(Beginning of Supplied data)

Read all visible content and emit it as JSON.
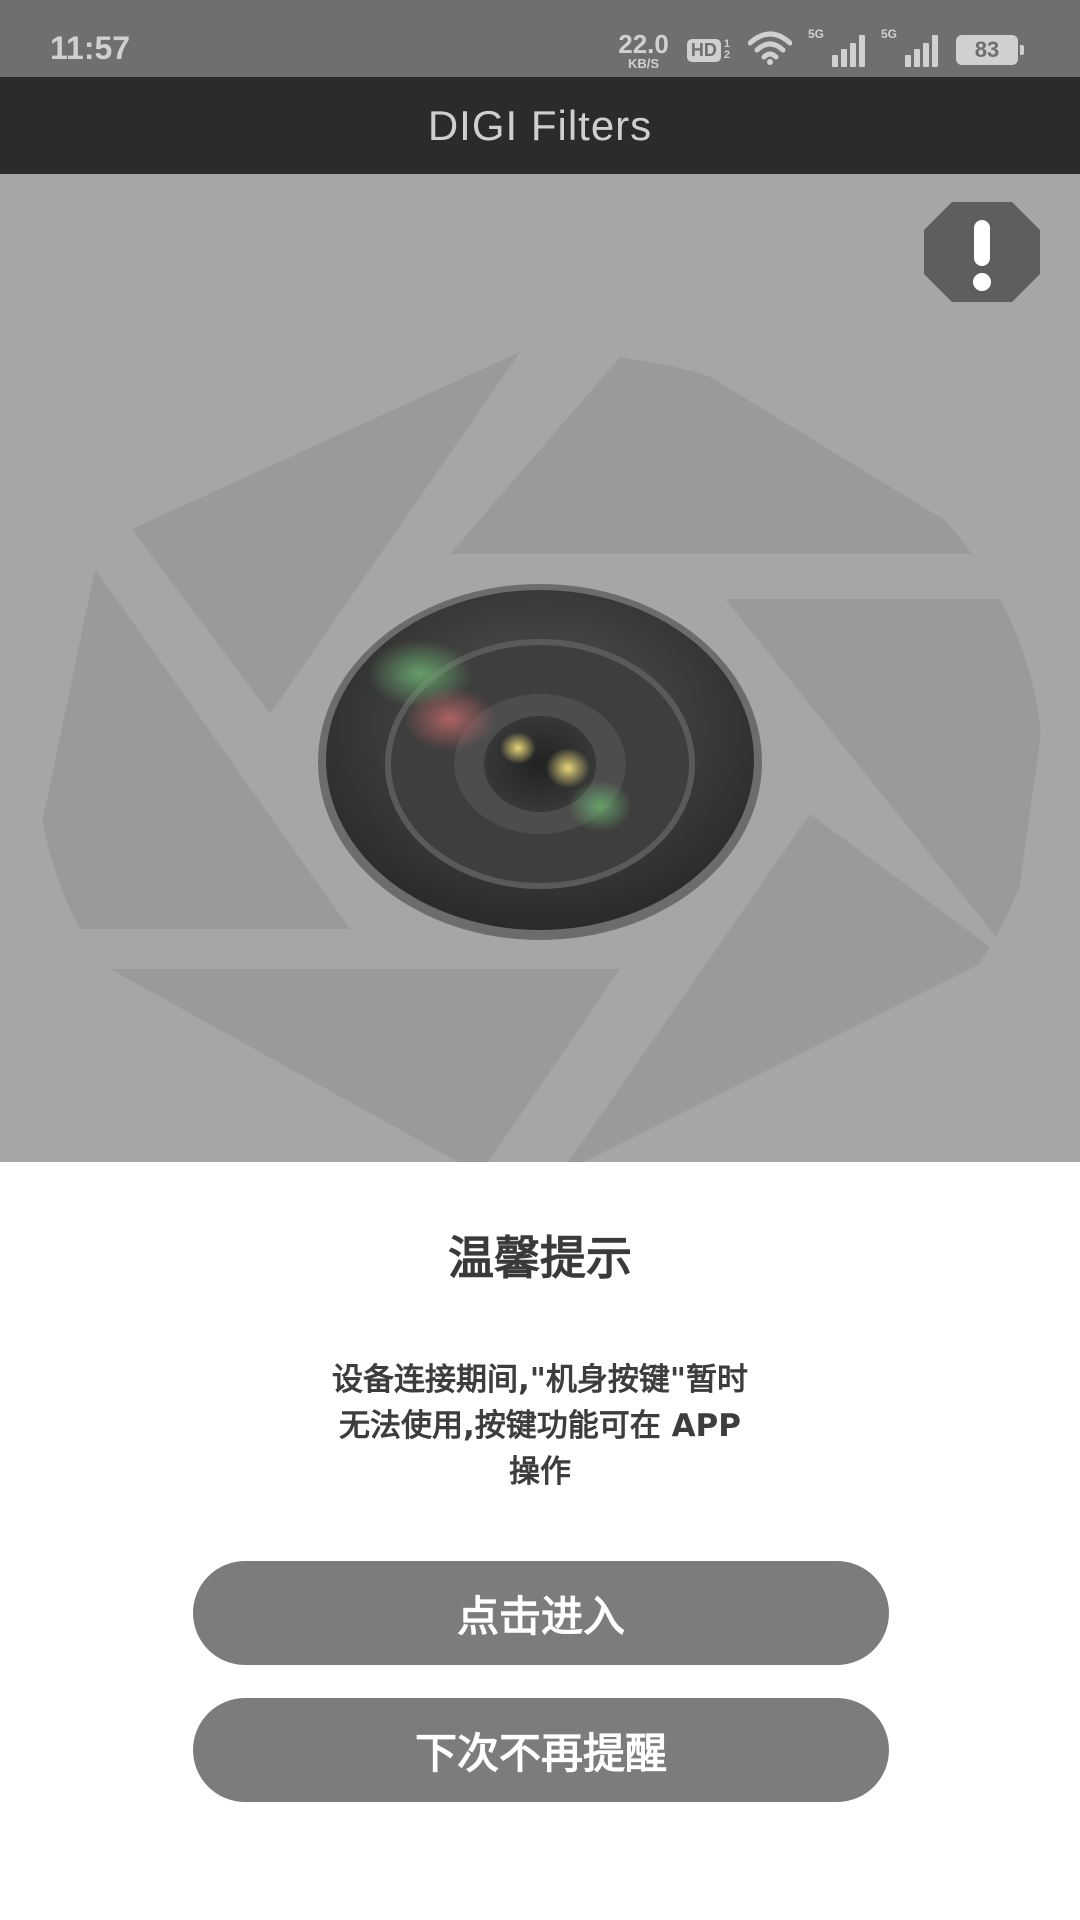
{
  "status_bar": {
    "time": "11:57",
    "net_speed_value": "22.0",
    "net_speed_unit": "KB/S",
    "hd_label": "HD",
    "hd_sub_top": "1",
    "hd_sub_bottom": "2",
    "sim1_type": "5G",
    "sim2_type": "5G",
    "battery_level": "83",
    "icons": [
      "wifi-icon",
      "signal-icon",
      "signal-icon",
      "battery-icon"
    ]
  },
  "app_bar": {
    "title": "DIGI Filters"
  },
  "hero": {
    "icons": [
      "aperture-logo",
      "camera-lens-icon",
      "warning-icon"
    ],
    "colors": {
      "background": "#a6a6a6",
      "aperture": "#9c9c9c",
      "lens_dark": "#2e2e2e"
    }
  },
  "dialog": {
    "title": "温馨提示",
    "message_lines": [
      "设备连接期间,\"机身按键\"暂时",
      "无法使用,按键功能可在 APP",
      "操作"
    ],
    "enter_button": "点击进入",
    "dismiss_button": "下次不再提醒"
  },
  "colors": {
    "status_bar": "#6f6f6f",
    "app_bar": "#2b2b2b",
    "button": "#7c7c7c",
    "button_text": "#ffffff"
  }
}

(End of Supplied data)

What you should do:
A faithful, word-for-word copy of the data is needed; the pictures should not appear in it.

Written answer:
Read all visible content and emit it as JSON.
{
  "status_bar": {
    "time": "11:57",
    "net_speed_value": "22.0",
    "net_speed_unit": "KB/S",
    "hd_label": "HD",
    "hd_sub_top": "1",
    "hd_sub_bottom": "2",
    "sim1_type": "5G",
    "sim2_type": "5G",
    "battery_level": "83",
    "icons": [
      "wifi-icon",
      "signal-icon",
      "signal-icon",
      "battery-icon"
    ]
  },
  "app_bar": {
    "title": "DIGI Filters"
  },
  "hero": {
    "icons": [
      "aperture-logo",
      "camera-lens-icon",
      "warning-icon"
    ],
    "colors": {
      "background": "#a6a6a6",
      "aperture": "#9c9c9c",
      "lens_dark": "#2e2e2e"
    }
  },
  "dialog": {
    "title": "温馨提示",
    "message_lines": [
      "设备连接期间,\"机身按键\"暂时",
      "无法使用,按键功能可在 APP",
      "操作"
    ],
    "enter_button": "点击进入",
    "dismiss_button": "下次不再提醒"
  },
  "colors": {
    "status_bar": "#6f6f6f",
    "app_bar": "#2b2b2b",
    "button": "#7c7c7c",
    "button_text": "#ffffff"
  }
}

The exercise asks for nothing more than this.